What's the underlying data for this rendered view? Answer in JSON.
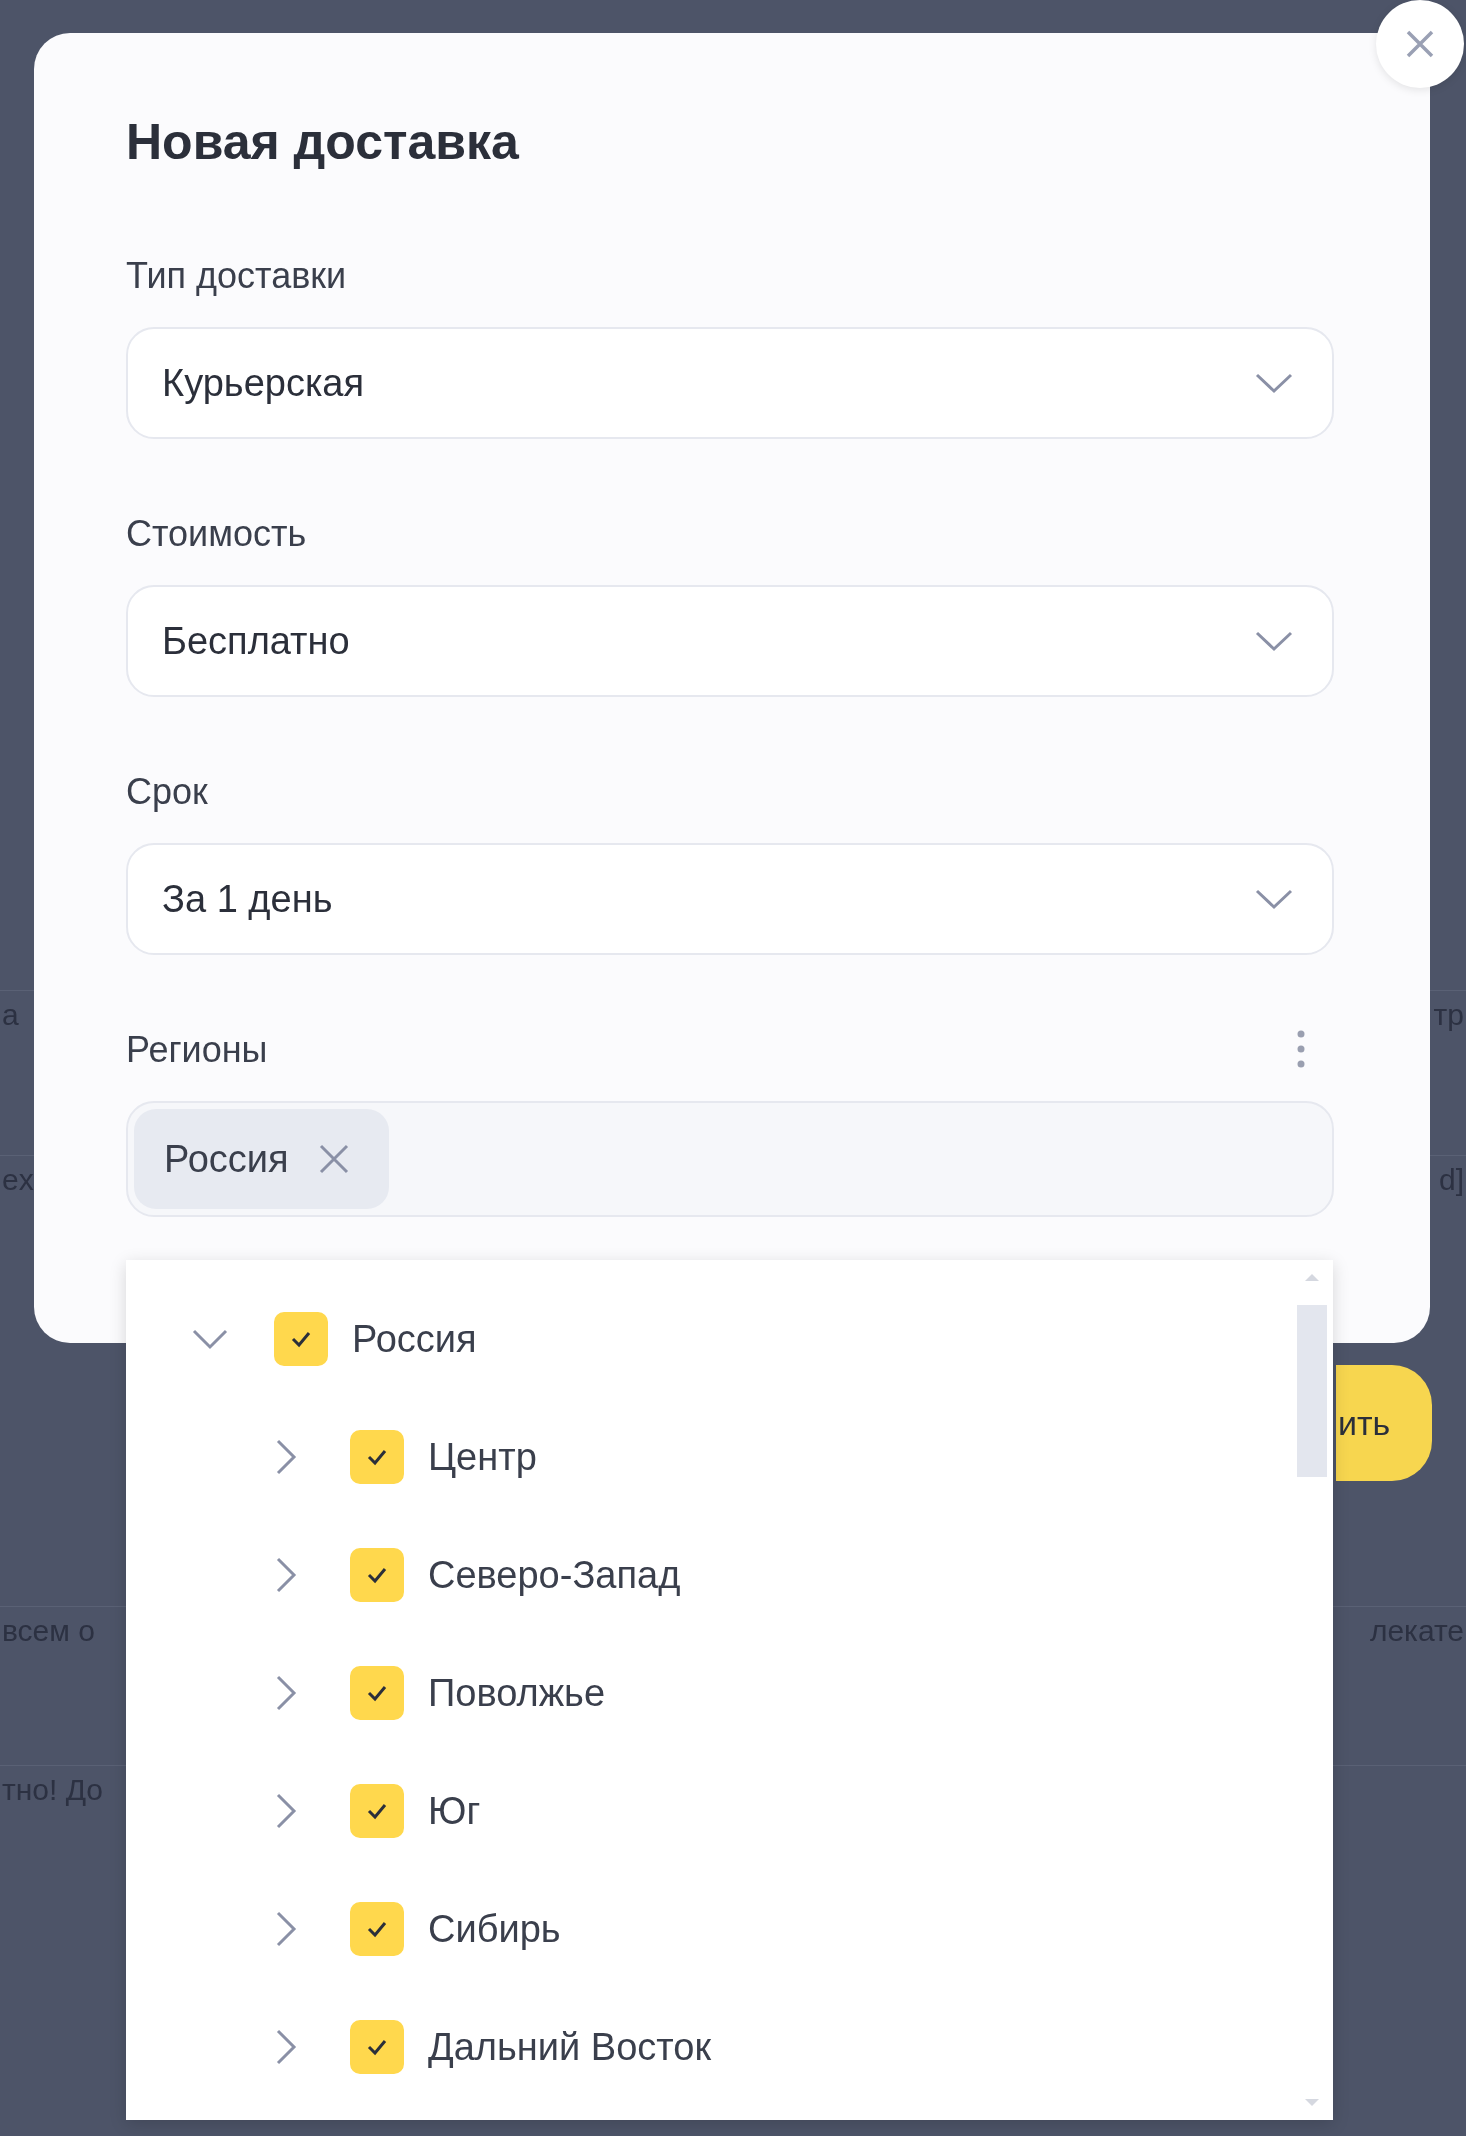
{
  "background": {
    "rows": [
      {
        "left": "а",
        "right": "тр"
      },
      {
        "left": "ex",
        "right": "d]"
      },
      {
        "left": "всем о",
        "right": "лекате"
      },
      {
        "left": "тно! До",
        "right": ""
      }
    ],
    "button": "ить"
  },
  "dialog": {
    "title": "Новая доставка",
    "fields": [
      {
        "label": "Тип доставки",
        "value": "Курьерская"
      },
      {
        "label": "Стоимость",
        "value": "Бесплатно"
      },
      {
        "label": "Срок",
        "value": "За 1 день"
      }
    ],
    "regions": {
      "label": "Регионы",
      "chips": [
        "Россия"
      ],
      "tree": [
        {
          "label": "Россия",
          "checked": true,
          "expanded": true,
          "children": [
            {
              "label": "Центр",
              "checked": true,
              "expanded": false
            },
            {
              "label": "Северо-Запад",
              "checked": true,
              "expanded": false
            },
            {
              "label": "Поволжье",
              "checked": true,
              "expanded": false
            },
            {
              "label": "Юг",
              "checked": true,
              "expanded": false
            },
            {
              "label": "Сибирь",
              "checked": true,
              "expanded": false
            },
            {
              "label": "Дальний Восток",
              "checked": true,
              "expanded": false
            }
          ]
        }
      ]
    }
  }
}
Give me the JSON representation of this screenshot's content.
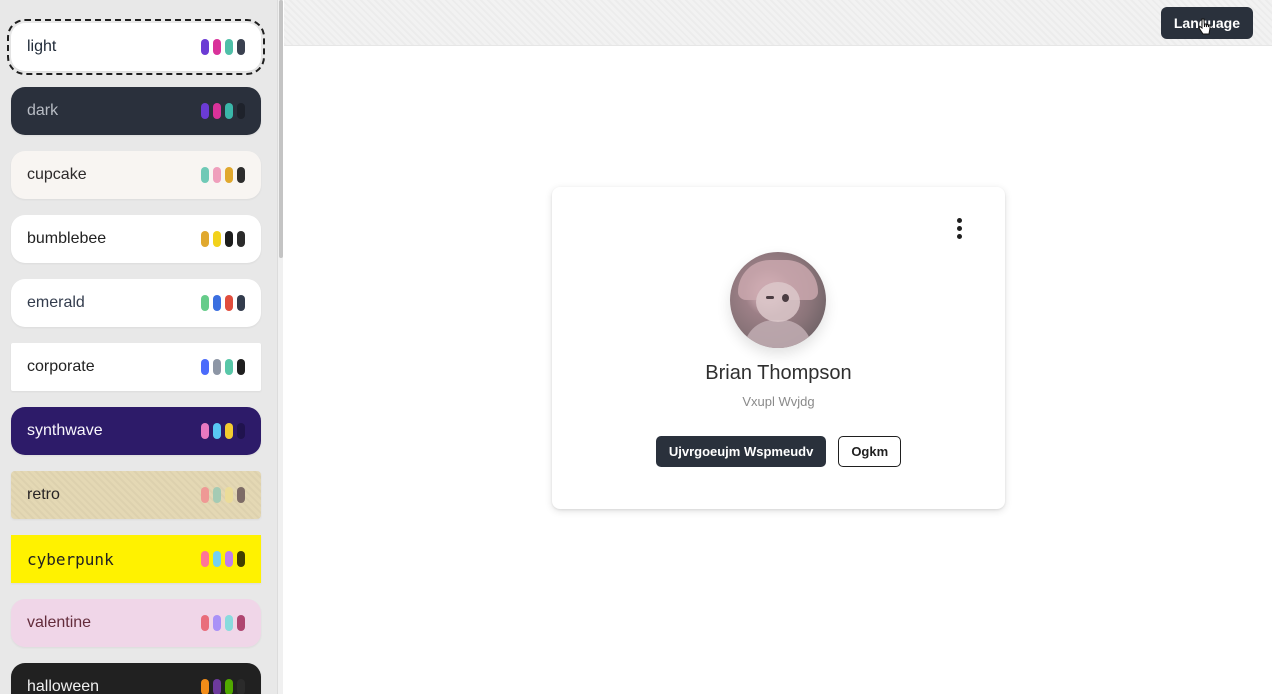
{
  "sidebar": {
    "themes": [
      {
        "label": "light",
        "bg": "#ffffff",
        "fg": "#1f2937",
        "swatches": [
          "#6b3bd4",
          "#d9329a",
          "#4fbfa8",
          "#3a4150"
        ]
      },
      {
        "label": "dark",
        "bg": "#2a303c",
        "fg": "#b8bcc4",
        "swatches": [
          "#6b3bd4",
          "#d9329a",
          "#3ab7a9",
          "#1e222b"
        ]
      },
      {
        "label": "cupcake",
        "bg": "#f8f5f2",
        "fg": "#2d2a2b",
        "swatches": [
          "#6fc9b6",
          "#ef9fbc",
          "#e0a82e",
          "#2d2d2d"
        ]
      },
      {
        "label": "bumblebee",
        "bg": "#ffffff",
        "fg": "#222222",
        "swatches": [
          "#e0a82e",
          "#f2d21c",
          "#1c1c1c",
          "#2b2b2b"
        ]
      },
      {
        "label": "emerald",
        "bg": "#ffffff",
        "fg": "#333c4d",
        "swatches": [
          "#66cc8a",
          "#3b6fe0",
          "#e14d3d",
          "#333c4d"
        ]
      },
      {
        "label": "corporate",
        "bg": "#ffffff",
        "fg": "#222222",
        "swatches": [
          "#4b6bfb",
          "#8d96a5",
          "#58c7a8",
          "#1f1f1f"
        ]
      },
      {
        "label": "synthwave",
        "bg": "#2d1b69",
        "fg": "#f9f7fd",
        "swatches": [
          "#e779c1",
          "#58c7f3",
          "#f3cc30",
          "#20134e"
        ]
      },
      {
        "label": "retro",
        "bg": "#e4d8b4",
        "fg": "#282425",
        "swatches": [
          "#ef9995",
          "#a4cbb4",
          "#ebdc99",
          "#7d6b66"
        ]
      },
      {
        "label": "cyberpunk",
        "bg": "#fff200",
        "fg": "#222222",
        "swatches": [
          "#ff7598",
          "#75d1f0",
          "#c07eec",
          "#423f00"
        ]
      },
      {
        "label": "valentine",
        "bg": "#f0d6e8",
        "fg": "#632c3b",
        "swatches": [
          "#e96d7b",
          "#a991f7",
          "#88dbdd",
          "#af4670"
        ]
      },
      {
        "label": "halloween",
        "bg": "#212121",
        "fg": "#f0f0f0",
        "swatches": [
          "#f28c18",
          "#6d3a9c",
          "#51a800",
          "#2b2b2b"
        ]
      }
    ]
  },
  "topbar": {
    "language_label": "Language"
  },
  "card": {
    "name": "Brian Thompson",
    "subtitle": "Vxupl Wvjdg",
    "primary_button": "Ujvrgoeujm Wspmeudv",
    "secondary_button": "Ogkm"
  }
}
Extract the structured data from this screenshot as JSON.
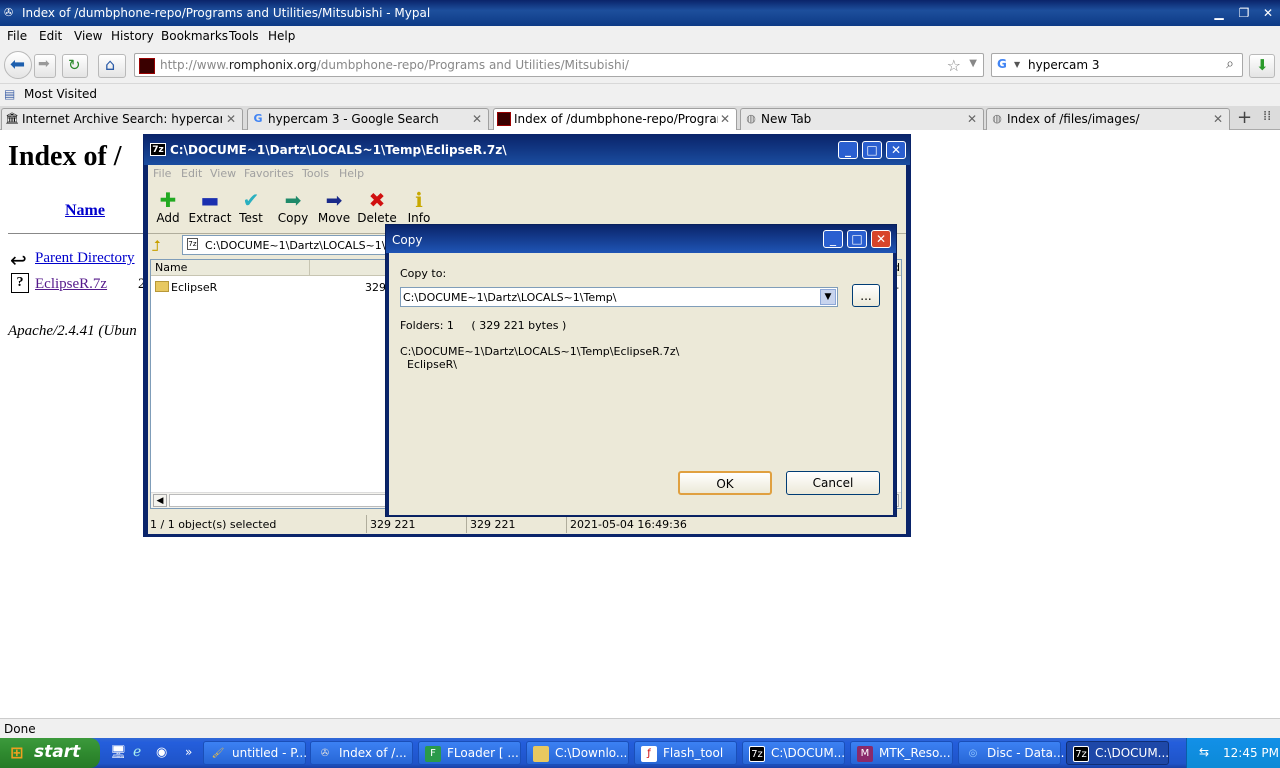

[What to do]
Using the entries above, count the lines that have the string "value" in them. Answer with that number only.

[Answer section]
3